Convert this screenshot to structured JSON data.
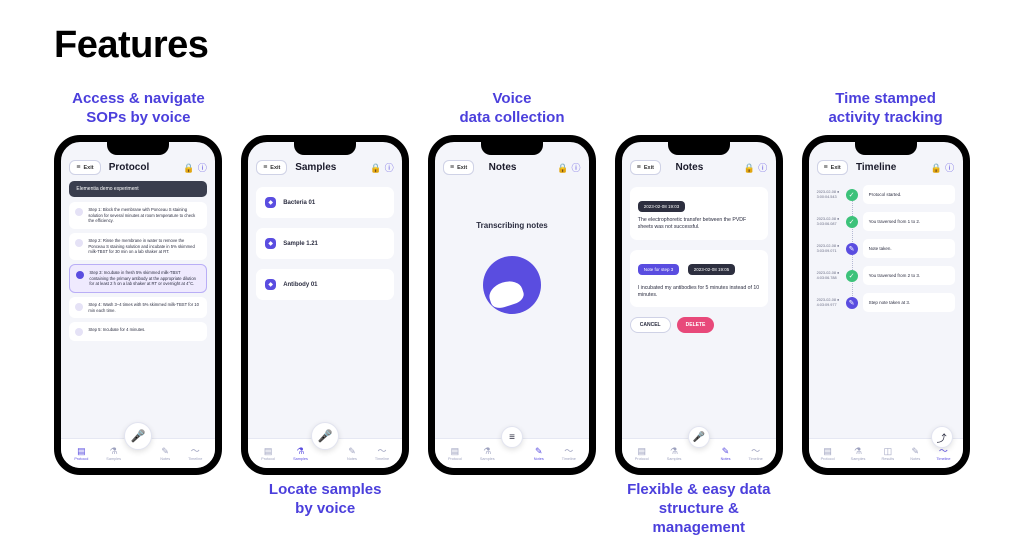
{
  "headline": "Features",
  "accent": "#4b3fdc",
  "captions": {
    "sops": "Access & navigate\nSOPs by voice",
    "voice": "Voice\ndata collection",
    "timeline": "Time stamped\nactivity tracking",
    "samples": "Locate samples\nby voice",
    "notes": "Flexible & easy data\nstructure & management"
  },
  "phone1": {
    "exit": "Exit",
    "title": "Protocol",
    "banner": "Elementia demo experiment",
    "steps": [
      "Step 1: Block the membrane with Ponceau S staining solution for several minutes at room temperature to check the efficiency.",
      "Step 2: Rinse the membrane in water to remove the Ponceau S staining solution and incubate in 5% skimmed milk-TBST for 30 min on a lab shaker at RT.",
      "Step 3: Incubate in fresh 5% skimmed milk-TBST containing the primary antibody at the appropriate dilution for at least 2 h on a lab shaker at RT or overnight at 4°C.",
      "Step 4: Wash 3–4 times with 5% skimmed milk-TBST for 10 min each time.",
      "Step 5: Incubate for 4 minutes."
    ],
    "activeStep": 2
  },
  "phone2": {
    "exit": "Exit",
    "title": "Samples",
    "items": [
      "Bacteria 01",
      "Sample 1.21",
      "Antibody 01"
    ]
  },
  "phone3": {
    "exit": "Exit",
    "title": "Notes",
    "transcribing": "Transcribing notes"
  },
  "phone4": {
    "exit": "Exit",
    "title": "Notes",
    "note1": {
      "date": "2023-02-08 19:03",
      "text": "The electrophoretic transfer between the PVDF sheets was not successful."
    },
    "note2": {
      "tag": "Note for step 3",
      "date": "2023-02-08 19:05",
      "text": "I incubated my antibodies for 5 minutes instead of 10 minutes."
    },
    "cancel": "CANCEL",
    "delete": "DELETE"
  },
  "phone5": {
    "exit": "Exit",
    "title": "Timeline",
    "events": [
      {
        "ts": "2023-02-08 ● 3:00:04.543",
        "kind": "green",
        "text": "Protocol started."
      },
      {
        "ts": "2023-02-08 ● 3:03:06.087",
        "kind": "green",
        "text": "You traversed from 1 to 2."
      },
      {
        "ts": "2023-02-08 ● 3:03:09.071",
        "kind": "purple",
        "text": "Note taken."
      },
      {
        "ts": "2023-02-08 ● 4:03:06.788",
        "kind": "green",
        "text": "You traversed from 2 to 3."
      },
      {
        "ts": "2023-02-08 ● 4:03:09.977",
        "kind": "purple",
        "text": "Step note taken at 3."
      }
    ]
  },
  "tabs": {
    "protocol": "Protocol",
    "samples": "Samples",
    "results": "Results",
    "notes": "Notes",
    "timeline": "Timeline"
  }
}
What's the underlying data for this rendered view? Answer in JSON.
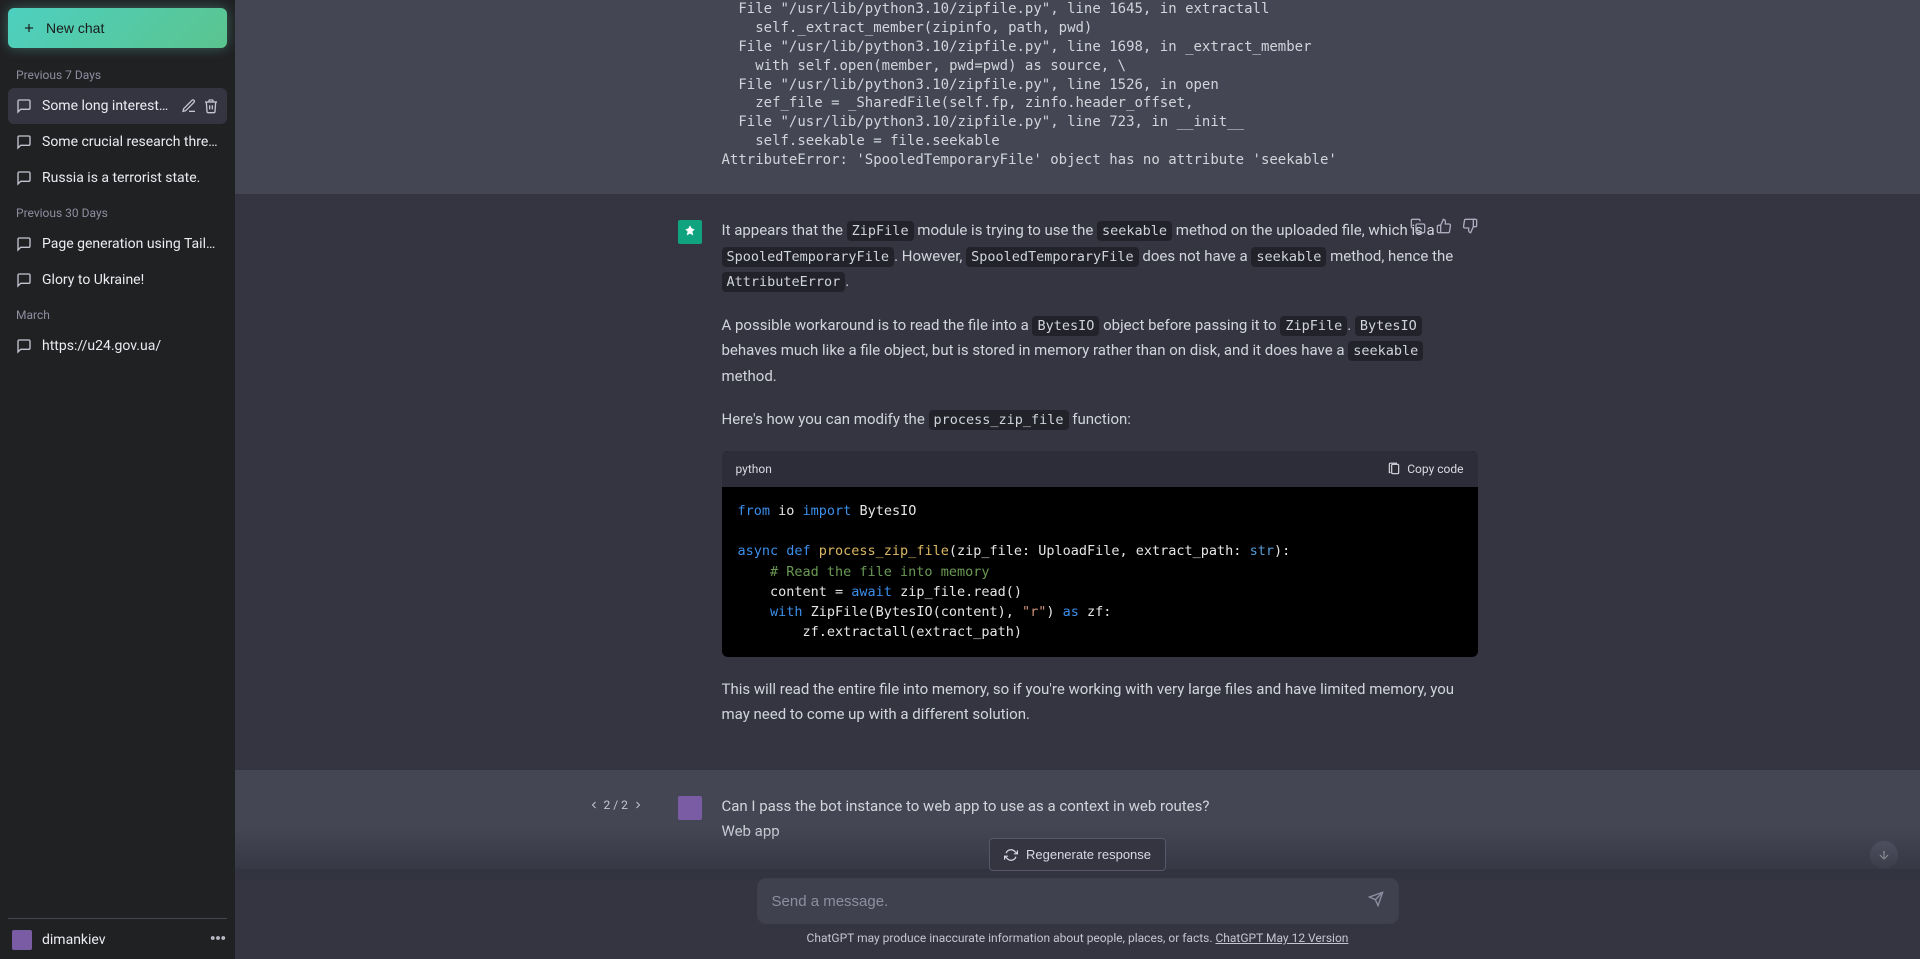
{
  "sidebar": {
    "new_chat_label": "New chat",
    "sections": [
      {
        "title": "Previous 7 Days",
        "items": [
          {
            "label": "Some long interesting thread",
            "active": true
          },
          {
            "label": "Some crucial research thread."
          },
          {
            "label": "Russia is a terrorist state."
          }
        ]
      },
      {
        "title": "Previous 30 Days",
        "items": [
          {
            "label": "Page generation using Tailwind CSS"
          },
          {
            "label": "Glory to Ukraine!"
          }
        ]
      },
      {
        "title": "March",
        "items": [
          {
            "label": "https://u24.gov.ua/"
          }
        ]
      }
    ],
    "user_name": "dimankiev"
  },
  "conversation": {
    "user_top": {
      "traceback": "  File \"/usr/lib/python3.10/zipfile.py\", line 1645, in extractall\n    self._extract_member(zipinfo, path, pwd)\n  File \"/usr/lib/python3.10/zipfile.py\", line 1698, in _extract_member\n    with self.open(member, pwd=pwd) as source, \\\n  File \"/usr/lib/python3.10/zipfile.py\", line 1526, in open\n    zef_file = _SharedFile(self.fp, zinfo.header_offset,\n  File \"/usr/lib/python3.10/zipfile.py\", line 723, in __init__\n    self.seekable = file.seekable\nAttributeError: 'SpooledTemporaryFile' object has no attribute 'seekable'"
    },
    "assistant": {
      "p1_a": "It appears that the ",
      "p1_c1": "ZipFile",
      "p1_b": " module is trying to use the ",
      "p1_c2": "seekable",
      "p1_c": " method on the uploaded file, which is a ",
      "p1_c3": "SpooledTemporaryFile",
      "p1_d": ". However, ",
      "p1_c4": "SpooledTemporaryFile",
      "p1_e": " does not have a ",
      "p1_c5": "seekable",
      "p1_f": " method, hence the ",
      "p1_c6": "AttributeError",
      "p1_g": ".",
      "p2_a": "A possible workaround is to read the file into a ",
      "p2_c1": "BytesIO",
      "p2_b": " object before passing it to ",
      "p2_c2": "ZipFile",
      "p2_c": ". ",
      "p2_c3": "BytesIO",
      "p2_d": " behaves much like a file object, but is stored in memory rather than on disk, and it does have a ",
      "p2_c4": "seekable",
      "p2_e": " method.",
      "p3_a": "Here's how you can modify the ",
      "p3_c1": "process_zip_file",
      "p3_b": " function:",
      "code_lang": "python",
      "copy_label": "Copy code",
      "code": {
        "l1_kw1": "from",
        "l1_mod": " io ",
        "l1_kw2": "import",
        "l1_rest": " BytesIO",
        "l3_kw1": "async",
        "l3_kw2": " def ",
        "l3_fn": "process_zip_file",
        "l3_sig_a": "(zip_file: UploadFile, extract_path: ",
        "l3_type": "str",
        "l3_sig_b": "):",
        "l4_cmt": "    # Read the file into memory",
        "l5_a": "    content = ",
        "l5_kw": "await",
        "l5_b": " zip_file.read()",
        "l6_kw1": "    with",
        "l6_a": " ZipFile(BytesIO(content), ",
        "l6_str": "\"r\"",
        "l6_b": ") ",
        "l6_kw2": "as",
        "l6_c": " zf:",
        "l7": "        zf.extractall(extract_path)"
      },
      "p4": "This will read the entire file into memory, so if you're working with very large files and have limited memory, you may need to come up with a different solution."
    },
    "user_bottom": {
      "pager": "2 / 2",
      "line1": "Can I pass the bot instance to web app to use as a context in web routes?",
      "line2": "Web app"
    }
  },
  "input": {
    "regen_label": "Regenerate response",
    "placeholder": "Send a message.",
    "footer_a": "ChatGPT may produce inaccurate information about people, places, or facts. ",
    "footer_link": "ChatGPT May 12 Version"
  }
}
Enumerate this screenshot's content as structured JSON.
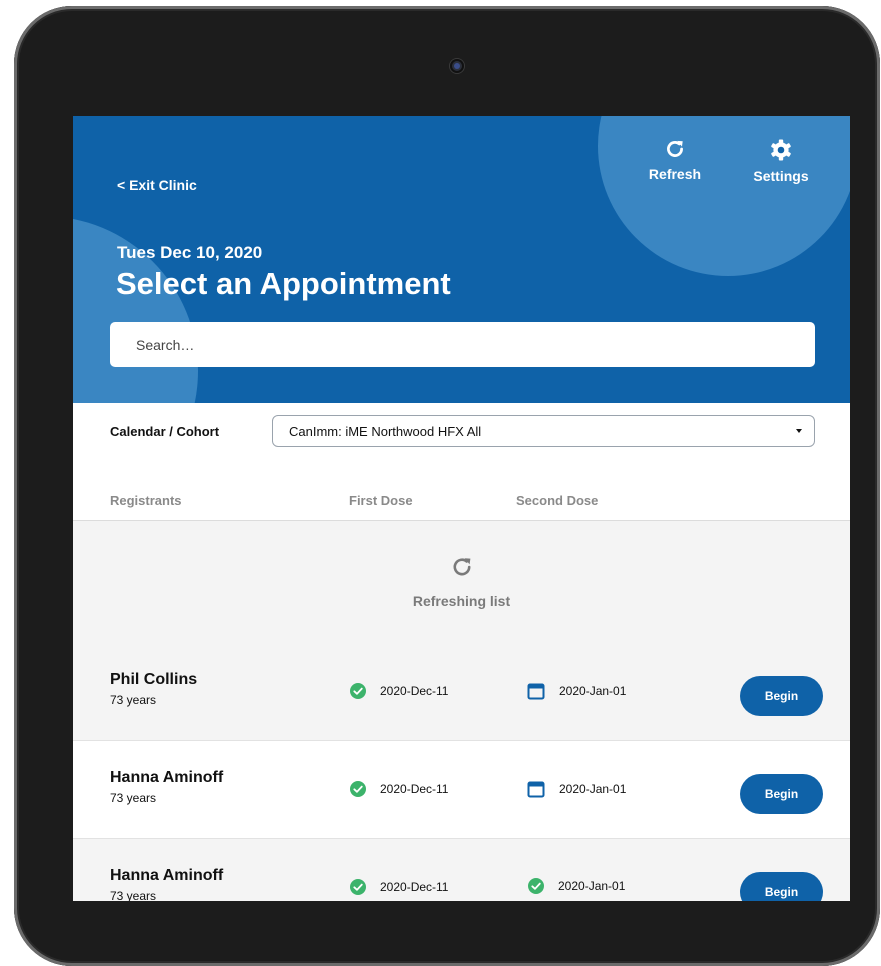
{
  "header": {
    "exit_label": "< Exit Clinic",
    "refresh_label": "Refresh",
    "settings_label": "Settings",
    "date": "Tues Dec 10, 2020",
    "title": "Select an Appointment"
  },
  "search": {
    "placeholder": "Search…"
  },
  "filter": {
    "label": "Calendar / Cohort",
    "selected": "CanImm: iME Northwood HFX All"
  },
  "columns": {
    "registrants": "Registrants",
    "first_dose": "First Dose",
    "second_dose": "Second Dose"
  },
  "status": {
    "refreshing": "Refreshing list"
  },
  "rows": [
    {
      "name": "Phil Collins",
      "age": "73 years",
      "first_dose": "2020-Dec-11",
      "first_dose_status": "check-icon",
      "second_dose": "2020-Jan-01",
      "second_dose_status": "calendar-icon",
      "button": "Begin"
    },
    {
      "name": "Hanna Aminoff",
      "age": "73 years",
      "first_dose": "2020-Dec-11",
      "first_dose_status": "check-icon",
      "second_dose": "2020-Jan-01",
      "second_dose_status": "calendar-icon",
      "button": "Begin"
    },
    {
      "name": "Hanna Aminoff",
      "age": "73 years",
      "first_dose": "2020-Dec-11",
      "first_dose_status": "check-icon",
      "second_dose": "2020-Jan-01",
      "second_dose_status": "check-icon",
      "button": "Begin"
    }
  ],
  "colors": {
    "primary": "#0f62a8",
    "accent_circle": "#3a86c2",
    "success": "#3cb36b",
    "list_background": "#f4f4f4"
  }
}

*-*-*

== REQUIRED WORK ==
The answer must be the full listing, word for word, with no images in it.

== REPLY ==
Convert this screenshot to structured JSON data.
{
  "headline": "Features",
  "accent": "#4b3fdc",
  "captions": {
    "sops": "Access & navigate\nSOPs by voice",
    "voice": "Voice\ndata collection",
    "timeline": "Time stamped\nactivity tracking",
    "samples": "Locate samples\nby voice",
    "notes": "Flexible & easy data\nstructure & management"
  },
  "phone1": {
    "exit": "Exit",
    "title": "Protocol",
    "banner": "Elementia demo experiment",
    "steps": [
      "Step 1: Block the membrane with Ponceau S staining solution for several minutes at room temperature to check the efficiency.",
      "Step 2: Rinse the membrane in water to remove the Ponceau S staining solution and incubate in 5% skimmed milk-TBST for 30 min on a lab shaker at RT.",
      "Step 3: Incubate in fresh 5% skimmed milk-TBST containing the primary antibody at the appropriate dilution for at least 2 h on a lab shaker at RT or overnight at 4°C.",
      "Step 4: Wash 3–4 times with 5% skimmed milk-TBST for 10 min each time.",
      "Step 5: Incubate for 4 minutes."
    ],
    "activeStep": 2
  },
  "phone2": {
    "exit": "Exit",
    "title": "Samples",
    "items": [
      "Bacteria 01",
      "Sample 1.21",
      "Antibody 01"
    ]
  },
  "phone3": {
    "exit": "Exit",
    "title": "Notes",
    "transcribing": "Transcribing notes"
  },
  "phone4": {
    "exit": "Exit",
    "title": "Notes",
    "note1": {
      "date": "2023-02-08 19:03",
      "text": "The electrophoretic transfer between the PVDF sheets was not successful."
    },
    "note2": {
      "tag": "Note for step 3",
      "date": "2023-02-08 19:05",
      "text": "I incubated my antibodies for 5 minutes instead of 10 minutes."
    },
    "cancel": "CANCEL",
    "delete": "DELETE"
  },
  "phone5": {
    "exit": "Exit",
    "title": "Timeline",
    "events": [
      {
        "ts": "2023-02-08 ● 3:00:04.543",
        "kind": "green",
        "text": "Protocol started."
      },
      {
        "ts": "2023-02-08 ● 3:03:06.087",
        "kind": "green",
        "text": "You traversed from 1 to 2."
      },
      {
        "ts": "2023-02-08 ● 3:03:09.071",
        "kind": "purple",
        "text": "Note taken."
      },
      {
        "ts": "2023-02-08 ● 4:03:06.788",
        "kind": "green",
        "text": "You traversed from 2 to 3."
      },
      {
        "ts": "2023-02-08 ● 4:03:09.977",
        "kind": "purple",
        "text": "Step note taken at 3."
      }
    ]
  },
  "tabs": {
    "protocol": "Protocol",
    "samples": "Samples",
    "results": "Results",
    "notes": "Notes",
    "timeline": "Timeline"
  }
}
What's the underlying data for this rendered view? Answer in JSON.
{
  "sidebar": {
    "new_chat_label": "New chat",
    "sections": [
      {
        "title": "Previous 7 Days",
        "items": [
          {
            "label": "Some long interesting thread",
            "active": true
          },
          {
            "label": "Some crucial research thread."
          },
          {
            "label": "Russia is a terrorist state."
          }
        ]
      },
      {
        "title": "Previous 30 Days",
        "items": [
          {
            "label": "Page generation using Tailwind CSS"
          },
          {
            "label": "Glory to Ukraine!"
          }
        ]
      },
      {
        "title": "March",
        "items": [
          {
            "label": "https://u24.gov.ua/"
          }
        ]
      }
    ],
    "user_name": "dimankiev"
  },
  "conversation": {
    "user_top": {
      "traceback": "  File \"/usr/lib/python3.10/zipfile.py\", line 1645, in extractall\n    self._extract_member(zipinfo, path, pwd)\n  File \"/usr/lib/python3.10/zipfile.py\", line 1698, in _extract_member\n    with self.open(member, pwd=pwd) as source, \\\n  File \"/usr/lib/python3.10/zipfile.py\", line 1526, in open\n    zef_file = _SharedFile(self.fp, zinfo.header_offset,\n  File \"/usr/lib/python3.10/zipfile.py\", line 723, in __init__\n    self.seekable = file.seekable\nAttributeError: 'SpooledTemporaryFile' object has no attribute 'seekable'"
    },
    "assistant": {
      "p1_a": "It appears that the ",
      "p1_c1": "ZipFile",
      "p1_b": " module is trying to use the ",
      "p1_c2": "seekable",
      "p1_c": " method on the uploaded file, which is a ",
      "p1_c3": "SpooledTemporaryFile",
      "p1_d": ". However, ",
      "p1_c4": "SpooledTemporaryFile",
      "p1_e": " does not have a ",
      "p1_c5": "seekable",
      "p1_f": " method, hence the ",
      "p1_c6": "AttributeError",
      "p1_g": ".",
      "p2_a": "A possible workaround is to read the file into a ",
      "p2_c1": "BytesIO",
      "p2_b": " object before passing it to ",
      "p2_c2": "ZipFile",
      "p2_c": ". ",
      "p2_c3": "BytesIO",
      "p2_d": " behaves much like a file object, but is stored in memory rather than on disk, and it does have a ",
      "p2_c4": "seekable",
      "p2_e": " method.",
      "p3_a": "Here's how you can modify the ",
      "p3_c1": "process_zip_file",
      "p3_b": " function:",
      "code_lang": "python",
      "copy_label": "Copy code",
      "code": {
        "l1_kw1": "from",
        "l1_mod": " io ",
        "l1_kw2": "import",
        "l1_rest": " BytesIO",
        "l3_kw1": "async",
        "l3_kw2": " def ",
        "l3_fn": "process_zip_file",
        "l3_sig_a": "(zip_file: UploadFile, extract_path: ",
        "l3_type": "str",
        "l3_sig_b": "):",
        "l4_cmt": "    # Read the file into memory",
        "l5_a": "    content = ",
        "l5_kw": "await",
        "l5_b": " zip_file.read()",
        "l6_kw1": "    with",
        "l6_a": " ZipFile(BytesIO(content), ",
        "l6_str": "\"r\"",
        "l6_b": ") ",
        "l6_kw2": "as",
        "l6_c": " zf:",
        "l7": "        zf.extractall(extract_path)"
      },
      "p4": "This will read the entire file into memory, so if you're working with very large files and have limited memory, you may need to come up with a different solution."
    },
    "user_bottom": {
      "pager": "2 / 2",
      "line1": "Can I pass the bot instance to web app to use as a context in web routes?",
      "line2": "Web app"
    }
  },
  "input": {
    "regen_label": "Regenerate response",
    "placeholder": "Send a message.",
    "footer_a": "ChatGPT may produce inaccurate information about people, places, or facts. ",
    "footer_link": "ChatGPT May 12 Version"
  }
}
Enumerate this screenshot's content as structured JSON.
{
  "header": {
    "exit_label": "< Exit Clinic",
    "refresh_label": "Refresh",
    "settings_label": "Settings",
    "date": "Tues Dec 10, 2020",
    "title": "Select an Appointment"
  },
  "search": {
    "placeholder": "Search…"
  },
  "filter": {
    "label": "Calendar / Cohort",
    "selected": "CanImm: iME Northwood HFX All"
  },
  "columns": {
    "registrants": "Registrants",
    "first_dose": "First Dose",
    "second_dose": "Second Dose"
  },
  "status": {
    "refreshing": "Refreshing list"
  },
  "rows": [
    {
      "name": "Phil Collins",
      "age": "73 years",
      "first_dose": "2020-Dec-11",
      "first_dose_status": "check-icon",
      "second_dose": "2020-Jan-01",
      "second_dose_status": "calendar-icon",
      "button": "Begin"
    },
    {
      "name": "Hanna Aminoff",
      "age": "73 years",
      "first_dose": "2020-Dec-11",
      "first_dose_status": "check-icon",
      "second_dose": "2020-Jan-01",
      "second_dose_status": "calendar-icon",
      "button": "Begin"
    },
    {
      "name": "Hanna Aminoff",
      "age": "73 years",
      "first_dose": "2020-Dec-11",
      "first_dose_status": "check-icon",
      "second_dose": "2020-Jan-01",
      "second_dose_status": "check-icon",
      "button": "Begin"
    }
  ],
  "colors": {
    "primary": "#0f62a8",
    "accent_circle": "#3a86c2",
    "success": "#3cb36b",
    "list_background": "#f4f4f4"
  }
}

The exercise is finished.